It's always been in the folk summation of
Any Questions, that the BBC is sold out
and reflects the bosses' wishes. Now
people are starting to prove it.
We pay for a tv licence so that the
BBC can be the voice of freedom, but
no, it's the voice of the oligarchs, both
inside and outside of the government.
Checkit: treasure islands blog
Jun 04 2013
Is the BBC afraid of the City of London?
Posted by: Nick Shaxson in: Thoughts
I’ve chosen this headline because I wanted to follow on from an earlier blog I wrote entitled Is the BBC afraid of tax havens? That was a very good question then, and it remains a very good question now. Amid all the global noise now about tax havens, the BBC remains a timid follower of the story, at best, raising serious questions of the extent to which the BBC is fulfilling its mandate to be, in the words of its Director General, ‘unflinching in holding power to account.’
Today’s blog looks at research from Dr. Mike Berry, lecturer at the University of Cardiff. It focuses on one small but influential part of the BBC – its flagship Today Programme on BBC Radio 4. I think it’s fair to say that my colleagues and I have always been under the impression – hard to prove but still a strong impression — that the Today Programme is substantially ‘captured’ by the City of London, the UK’s Financial Services industry. (And for what ‘capture’ means here, see this.)
The article is called The Today programme and the banking crisis, and it meticulously researches six weeks’ of coverage by the Today Programme, during the crucial period of the British bank rescues in October 2008. The article’s abstract should surprise nobody who knows the programme:
“Results indicated that City sources dominated coverage, particularly during the two- week period around the British bank rescue plan. The consequence of this was that listeners were offered a prescribed range of debate on the UK government’s bank rescue plan and possible reforms to the financial sector. The research raises key questions regarding impartiality and balance in public service broadcasting.”
Berry’s paper provides some context, exploring other analyses that have been done of the media response to particular episodes: Forte’s hostile takeover of Granada; the FT’s coverage of the Asian financial crisis, the recent Greek crisis, and more. He cites earlier research into the run-up to Ireland’s country’s banking crisis, for example:
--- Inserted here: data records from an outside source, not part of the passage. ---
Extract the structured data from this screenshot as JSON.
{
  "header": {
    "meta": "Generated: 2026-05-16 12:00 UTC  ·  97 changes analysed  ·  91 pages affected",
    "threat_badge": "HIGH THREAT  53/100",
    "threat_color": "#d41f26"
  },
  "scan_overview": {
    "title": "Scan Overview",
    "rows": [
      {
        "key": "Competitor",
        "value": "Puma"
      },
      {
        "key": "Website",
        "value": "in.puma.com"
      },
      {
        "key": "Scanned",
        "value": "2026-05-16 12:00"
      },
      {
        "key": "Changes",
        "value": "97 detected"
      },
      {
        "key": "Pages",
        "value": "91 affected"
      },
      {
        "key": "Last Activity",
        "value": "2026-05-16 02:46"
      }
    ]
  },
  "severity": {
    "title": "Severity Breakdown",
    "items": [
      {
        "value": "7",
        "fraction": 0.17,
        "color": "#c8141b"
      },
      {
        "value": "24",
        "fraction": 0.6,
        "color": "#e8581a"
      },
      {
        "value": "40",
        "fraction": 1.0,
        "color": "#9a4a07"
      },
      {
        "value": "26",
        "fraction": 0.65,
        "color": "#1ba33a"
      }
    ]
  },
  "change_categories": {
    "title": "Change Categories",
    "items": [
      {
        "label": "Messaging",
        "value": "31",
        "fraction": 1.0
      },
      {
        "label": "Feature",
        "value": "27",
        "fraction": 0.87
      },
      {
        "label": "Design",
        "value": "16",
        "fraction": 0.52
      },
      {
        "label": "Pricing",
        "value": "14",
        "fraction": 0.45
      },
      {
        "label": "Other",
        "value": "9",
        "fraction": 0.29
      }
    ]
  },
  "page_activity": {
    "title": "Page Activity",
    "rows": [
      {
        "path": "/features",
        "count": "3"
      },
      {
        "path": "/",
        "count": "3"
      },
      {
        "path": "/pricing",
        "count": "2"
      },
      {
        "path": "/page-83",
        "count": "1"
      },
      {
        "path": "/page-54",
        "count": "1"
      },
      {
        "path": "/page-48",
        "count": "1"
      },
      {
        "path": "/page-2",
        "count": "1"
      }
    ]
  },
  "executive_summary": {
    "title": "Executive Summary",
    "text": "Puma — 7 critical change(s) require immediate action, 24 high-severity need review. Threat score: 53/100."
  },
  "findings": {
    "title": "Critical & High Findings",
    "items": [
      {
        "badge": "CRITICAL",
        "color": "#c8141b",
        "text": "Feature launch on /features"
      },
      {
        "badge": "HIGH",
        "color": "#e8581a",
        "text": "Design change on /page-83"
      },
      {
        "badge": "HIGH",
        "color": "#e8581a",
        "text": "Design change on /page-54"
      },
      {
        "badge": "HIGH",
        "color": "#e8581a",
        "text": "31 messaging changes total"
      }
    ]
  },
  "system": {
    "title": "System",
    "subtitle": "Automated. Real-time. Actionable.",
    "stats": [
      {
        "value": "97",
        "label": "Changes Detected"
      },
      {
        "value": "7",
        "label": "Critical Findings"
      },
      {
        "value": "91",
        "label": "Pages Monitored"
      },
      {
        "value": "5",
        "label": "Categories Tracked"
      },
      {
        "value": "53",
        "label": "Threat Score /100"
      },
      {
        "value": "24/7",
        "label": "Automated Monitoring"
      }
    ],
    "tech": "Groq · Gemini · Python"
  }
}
“They [journalists] viewed them [bankers and property developers] as friends and allies and essentially became advocates for them. Their approach was justified editorially because many developers and bankers limited access to such an extent that it became seen to be better to write soft stories about them than to lose access.”…